● Input material
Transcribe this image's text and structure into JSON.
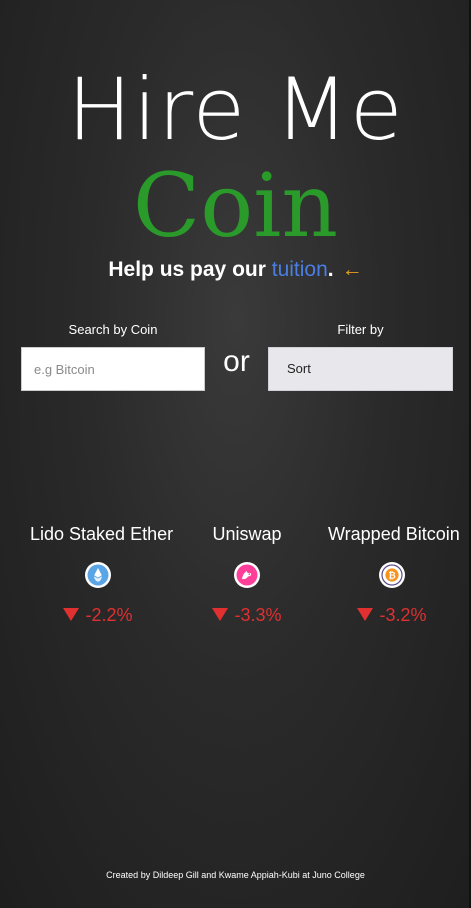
{
  "header": {
    "title_line1": "Hire Me",
    "title_line2": "Coin",
    "tagline_prefix": "Help us pay our ",
    "tagline_accent": "tuition",
    "tagline_suffix": ".",
    "tagline_arrow": "←"
  },
  "search": {
    "label": "Search by Coin",
    "placeholder": "e.g Bitcoin",
    "value": ""
  },
  "divider_text": "or",
  "filter": {
    "label": "Filter by",
    "selected": "Sort"
  },
  "coins": [
    {
      "name": "Lido Staked Ether",
      "icon": "lido-staked-ether-icon",
      "change": "-2.2%",
      "direction": "down"
    },
    {
      "name": "Uniswap",
      "icon": "uniswap-icon",
      "change": "-3.3%",
      "direction": "down"
    },
    {
      "name": "Wrapped Bitcoin",
      "icon": "wrapped-bitcoin-icon",
      "change": "-3.2%",
      "direction": "down"
    }
  ],
  "colors": {
    "brand_green": "#2a9a2a",
    "accent_blue": "#4a7ee0",
    "arrow_orange": "#e8a21c",
    "negative_red": "#e03030"
  },
  "footer": {
    "credit": "Created by Dildeep Gill and Kwame Appiah-Kubi at Juno College"
  }
}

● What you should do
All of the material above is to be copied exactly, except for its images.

● The completed task
Transcribe this image's text and structure into JSON.
{
  "header": {
    "title_line1": "Hire Me",
    "title_line2": "Coin",
    "tagline_prefix": "Help us pay our ",
    "tagline_accent": "tuition",
    "tagline_suffix": ".",
    "tagline_arrow": "←"
  },
  "search": {
    "label": "Search by Coin",
    "placeholder": "e.g Bitcoin",
    "value": ""
  },
  "divider_text": "or",
  "filter": {
    "label": "Filter by",
    "selected": "Sort"
  },
  "coins": [
    {
      "name": "Lido Staked Ether",
      "icon": "lido-staked-ether-icon",
      "change": "-2.2%",
      "direction": "down"
    },
    {
      "name": "Uniswap",
      "icon": "uniswap-icon",
      "change": "-3.3%",
      "direction": "down"
    },
    {
      "name": "Wrapped Bitcoin",
      "icon": "wrapped-bitcoin-icon",
      "change": "-3.2%",
      "direction": "down"
    }
  ],
  "colors": {
    "brand_green": "#2a9a2a",
    "accent_blue": "#4a7ee0",
    "arrow_orange": "#e8a21c",
    "negative_red": "#e03030"
  },
  "footer": {
    "credit": "Created by Dildeep Gill and Kwame Appiah-Kubi at Juno College"
  }
}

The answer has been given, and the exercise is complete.